11 Jan 2010 7:29 AM
we are a family of 6 me, my partner, my 17 yr son, 12 yr old daughter, 10 yr old son and 9 yr old son. i will be a qualified mental health nurse and my partner is a greenkeeper on a golf course. we are hoping to move to OZ in early 2012 and wondering what the best area would be to live in taking into consideration our family and jobs.
From morleylamb

To mair+andy08

11 Jan 2010 11:48 AM
We started out in north Perth,and didn't settle,so we traveled across Australia and at the moment we are NSW. For my money i would say the best state to live in would be Queensland, and the best place for me would be Noosaville. Its absolutly fab. You could do worse than living in Brissie, then you have the gold coast 1 hour south,and the sunshine coast 1 hour North. The only state i havn't traveled to is the Northern Teritory.
From simonc

To mair+andy08

11 Jan 2010 6:15 PM
That is the six million dollar question. I have lived here for over 3 years and I cant answer that for myself, let alone for someone I don't know. Even with a book on your circumstances, budget and personal likes and dislikes it would be a hard one to answer. I am far from an expert but I have travelled Oz a fair bit. I agree with Morleylamb, Noosa is up there for me along with everywhere from Cabarita in NSW to Kingscliff in QLD. If money and work were not an option I would live between there and in the SW somewhere like Dunsborough or Yallingup (and England for at least 4 months) depending on time of year. I didnt like Brisbane at all, and that is where my line of work would take me in that area. However I liked where it was, and what was around it. I liked Adelaide, but it was a bit too sleepy. FNQ was beautiful and great fun, but jellyfish and humidity stuff it up for 5 months a year. For me Sydney was nice as a tourist but too hectic unless I had the money to live in the North coast suburbs. Melbourne was ok, they over do the 'cultural' thing if you are from a country with more than a couple of hundred years of history, but there is a bit of a scene going on. Perth is hopelessly remote, but has one of the better climates if you like space, sunshine and seasons and a beach culture, and as it has a bit of history for us, thats where we are at, for now. It is a bit dull, especially in winter when everything shuts down and it rains a lot and gets cold (when you have houses that have no decent heating). It also seems to have faired better in terms of economy and job prospects than other places. Once you are out of the Major Cities there is very little going on, but a whole world of other options. I havent been to NT either, or Tassie, but have heard good things. The whole walkabout thing is still very much in evidence wherever you go. Something about the country seems to make you want to wander. The best thing you can do is narrow down your choices and visit. Migration is a massive step and you really do need to put the legwork in if you want it to be a success.
From mair+andy08

To simonc

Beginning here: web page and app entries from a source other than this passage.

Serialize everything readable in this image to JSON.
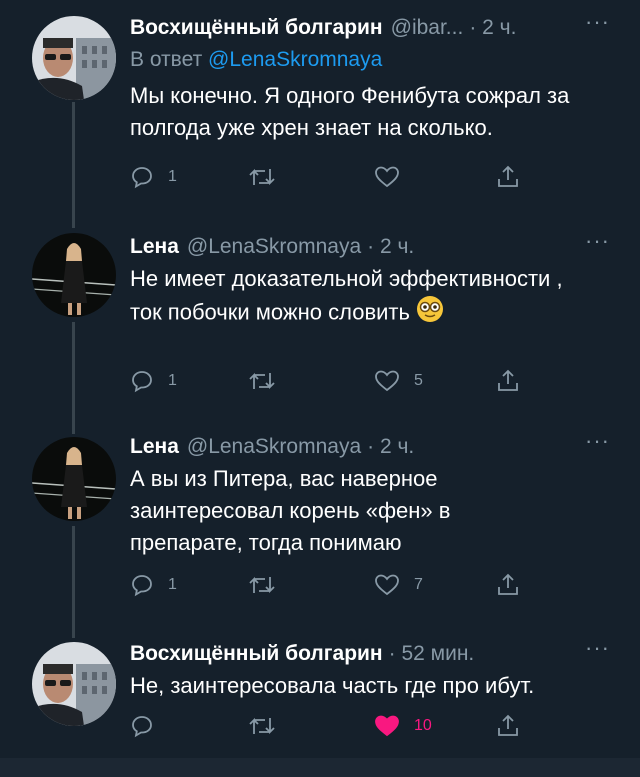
{
  "theme": {
    "background": "#15202b",
    "muted": "#8899a6",
    "link": "#1d9bf0",
    "like_active": "#f91880"
  },
  "tweets": [
    {
      "name": "Восхищённый болгарин",
      "handle": "@ibar...",
      "time": "· 2 ч.",
      "more": "···",
      "reply_prefix": "В ответ ",
      "reply_mention": "@LenaSkromnaya",
      "text": "Мы конечно. Я одного Фенибута сожрал за полгода уже хрен знает на сколько.",
      "replies": "1",
      "retweets": "",
      "likes": "",
      "avatar": "man-avatar"
    },
    {
      "name": "Lена",
      "handle": "@LenaSkromnaya",
      "time": "· 2 ч.",
      "more": "···",
      "text": "Не имеет доказательной эффективности , ток побочки можно словить",
      "emoji": "face-with-monocle",
      "replies": "1",
      "retweets": "",
      "likes": "5",
      "avatar": "woman-avatar"
    },
    {
      "name": "Lена",
      "handle": "@LenaSkromnaya",
      "time": "· 2 ч.",
      "more": "···",
      "text": "А вы из Питера, вас наверное заинтересовал корень «фен» в препарате, тогда понимаю",
      "replies": "1",
      "retweets": "",
      "likes": "7",
      "avatar": "woman-avatar"
    },
    {
      "name": "Восхищённый болгарин",
      "handle": "",
      "time": "· 52 мин.",
      "more": "···",
      "text": "Не, заинтересовала часть где про ибут.",
      "replies": "",
      "retweets": "",
      "likes": "10",
      "liked": true,
      "avatar": "man-avatar"
    }
  ]
}
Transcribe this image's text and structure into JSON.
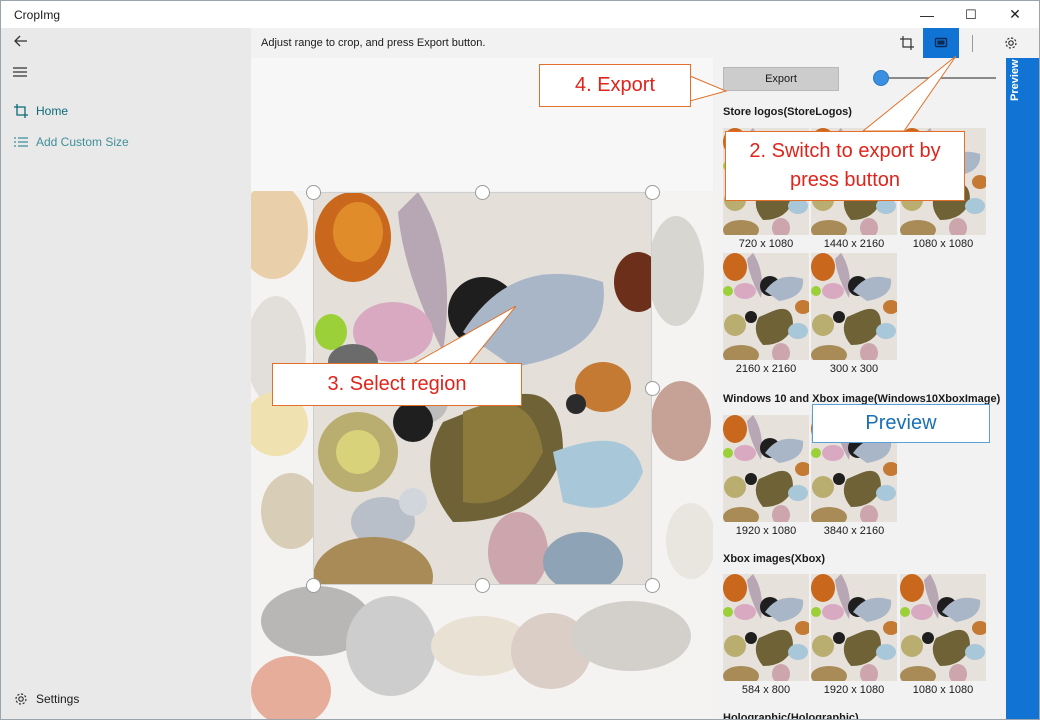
{
  "window": {
    "title": "CropImg",
    "minimize_glyph": "—",
    "maximize_glyph": "☐",
    "close_glyph": "✕"
  },
  "nav": {
    "back_icon": "back-arrow-icon",
    "menu_icon": "hamburger-icon",
    "items": [
      {
        "label": "Home",
        "icon": "crop-icon",
        "selected": true
      },
      {
        "label": "Add Custom Size",
        "icon": "list-icon",
        "selected": false
      }
    ],
    "settings_label": "Settings",
    "settings_icon": "gear-icon"
  },
  "commandbar": {
    "instruction": "Adjust range to crop, and press Export button.",
    "crop_icon": "crop-icon",
    "preview_toggle_icon": "monitor-icon",
    "settings_icon": "gear-icon",
    "accent": "#1173d4"
  },
  "preview": {
    "export_label": "Export",
    "slider_value": 0.0,
    "tab_label": "Preview",
    "groups": [
      {
        "title": "Store logos(StoreLogos)",
        "items": [
          "720 x 1080",
          "1440 x 2160",
          "1080 x 1080",
          "2160 x 2160",
          "300 x 300"
        ]
      },
      {
        "title": "Windows 10 and Xbox image(Windows10XboxImage)",
        "items": [
          "1920 x 1080",
          "3840 x 2160"
        ]
      },
      {
        "title": "Xbox images(Xbox)",
        "items": [
          "584 x 800",
          "1920 x 1080",
          "1080 x 1080"
        ]
      },
      {
        "title": "Holographic(Holographic)",
        "items": []
      }
    ]
  },
  "callouts": {
    "switch": "2. Switch to export by press button",
    "select": "3. Select region",
    "export": "4. Export",
    "preview": "Preview",
    "accent": "#e0241b",
    "border": "#e2702a"
  }
}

11 Jan 2010 11:34 PM
me and the children have never visited OZ before but my partner did in 2000. we feel unable to come over for a visit first as we would like to put all our money into our move over there. Has there been much change to OZ since 2000 or will my partner see things as just the same?
From simonc

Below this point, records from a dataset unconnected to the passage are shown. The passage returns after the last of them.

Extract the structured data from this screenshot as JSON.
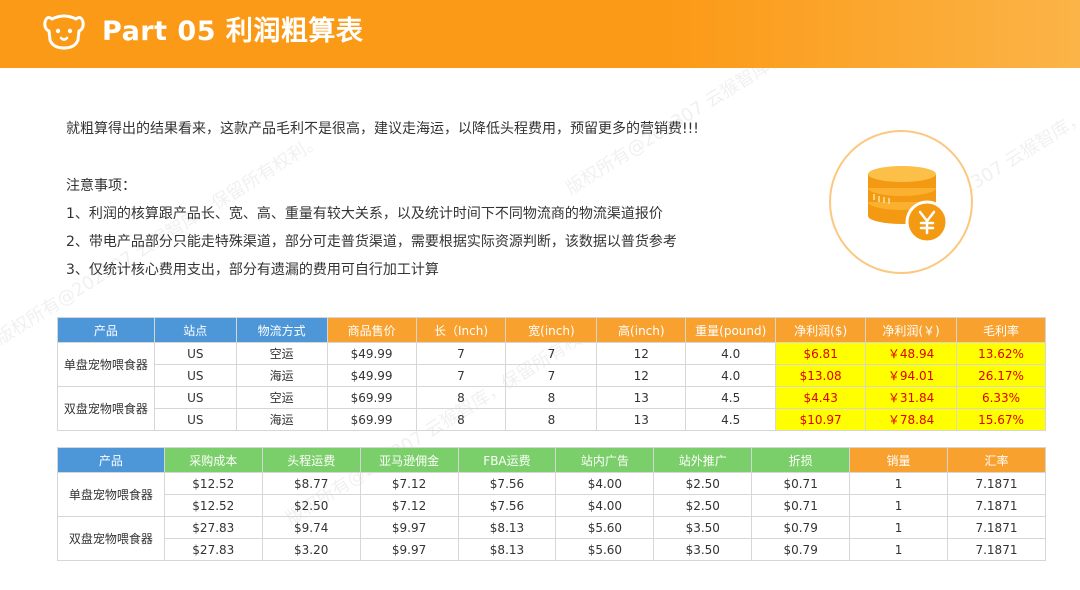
{
  "header": {
    "title": "Part 05 利润粗算表"
  },
  "intro": "就粗算得出的结果看来，这款产品毛利不是很高，建议走海运，以降低头程费用，预留更多的营销费!!!",
  "notes": {
    "title": "注意事项：",
    "items": [
      "1、利润的核算跟产品长、宽、高、重量有较大关系，以及统计时间下不同物流商的物流渠道报价",
      "2、带电产品部分只能走特殊渠道，部分可走普货渠道，需要根据实际资源判断，该数据以普货参考",
      "3、仅统计核心费用支出，部分有遗漏的费用可自行加工计算"
    ]
  },
  "watermark": "版权所有@202307 云猴智库，保留所有权利。",
  "table1": {
    "headers": [
      "产品",
      "站点",
      "物流方式",
      "商品售价",
      "长（Inch)",
      "宽(inch)",
      "高(inch)",
      "重量(pound)",
      "净利润($)",
      "净利润(￥)",
      "毛利率"
    ],
    "products": [
      "单盘宠物喂食器",
      "双盘宠物喂食器"
    ],
    "rows": [
      [
        "US",
        "空运",
        "$49.99",
        "7",
        "7",
        "12",
        "4.0",
        "$6.81",
        "￥48.94",
        "13.62%"
      ],
      [
        "US",
        "海运",
        "$49.99",
        "7",
        "7",
        "12",
        "4.0",
        "$13.08",
        "￥94.01",
        "26.17%"
      ],
      [
        "US",
        "空运",
        "$69.99",
        "8",
        "8",
        "13",
        "4.5",
        "$4.43",
        "￥31.84",
        "6.33%"
      ],
      [
        "US",
        "海运",
        "$69.99",
        "8",
        "8",
        "13",
        "4.5",
        "$10.97",
        "￥78.84",
        "15.67%"
      ]
    ]
  },
  "table2": {
    "headers": [
      "产品",
      "采购成本",
      "头程运费",
      "亚马逊佣金",
      "FBA运费",
      "站内广告",
      "站外推广",
      "折损",
      "销量",
      "汇率"
    ],
    "products": [
      "单盘宠物喂食器",
      "双盘宠物喂食器"
    ],
    "rows": [
      [
        "$12.52",
        "$8.77",
        "$7.12",
        "$7.56",
        "$4.00",
        "$2.50",
        "$0.71",
        "1",
        "7.1871"
      ],
      [
        "$12.52",
        "$2.50",
        "$7.12",
        "$7.56",
        "$4.00",
        "$2.50",
        "$0.71",
        "1",
        "7.1871"
      ],
      [
        "$27.83",
        "$9.74",
        "$9.97",
        "$8.13",
        "$5.60",
        "$3.50",
        "$0.79",
        "1",
        "7.1871"
      ],
      [
        "$27.83",
        "$3.20",
        "$9.97",
        "$8.13",
        "$5.60",
        "$3.50",
        "$0.79",
        "1",
        "7.1871"
      ]
    ]
  },
  "colors": {
    "header": "#fb9a17",
    "blue_header": "#4d97d9",
    "orange_header": "#f8a12e",
    "green_header": "#7bcf6a",
    "profit_highlight": "#ffff00",
    "profit_text": "#e00000"
  },
  "icons": {
    "logo": "dog-face-icon",
    "illustration": "coin-stack-yuan-icon"
  }
}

To mair+andy08

12 Jan 2010 12:51 AM
My wife and I spent a year in WA in 1998-1999 and were amazed at how my bigger Perth seemed to have become and how its innocence seemed to have been lost on return in 2007 following the arrival of boom money. There was a knock on affect in places like the SW as people bought up land and second homes with new wealth and turned it from a laid back hippy, surfer place to more of a trendy chic getaway. Saying that I still think it is great down there. That's progress though and the reason we wanted to return after the first trip was that we wanted to get back before the secret got out, so we are as much to blame as anyone, even though we got on the boat a bit late. On the positive side, jobs are much easier to come by than they were in the late 90s and the economy is still comparatively very good. I cant comment on the rest of the country as we didnt leave WA the first time, though I believe the change in WA has been the most dramatic. Best of Luck.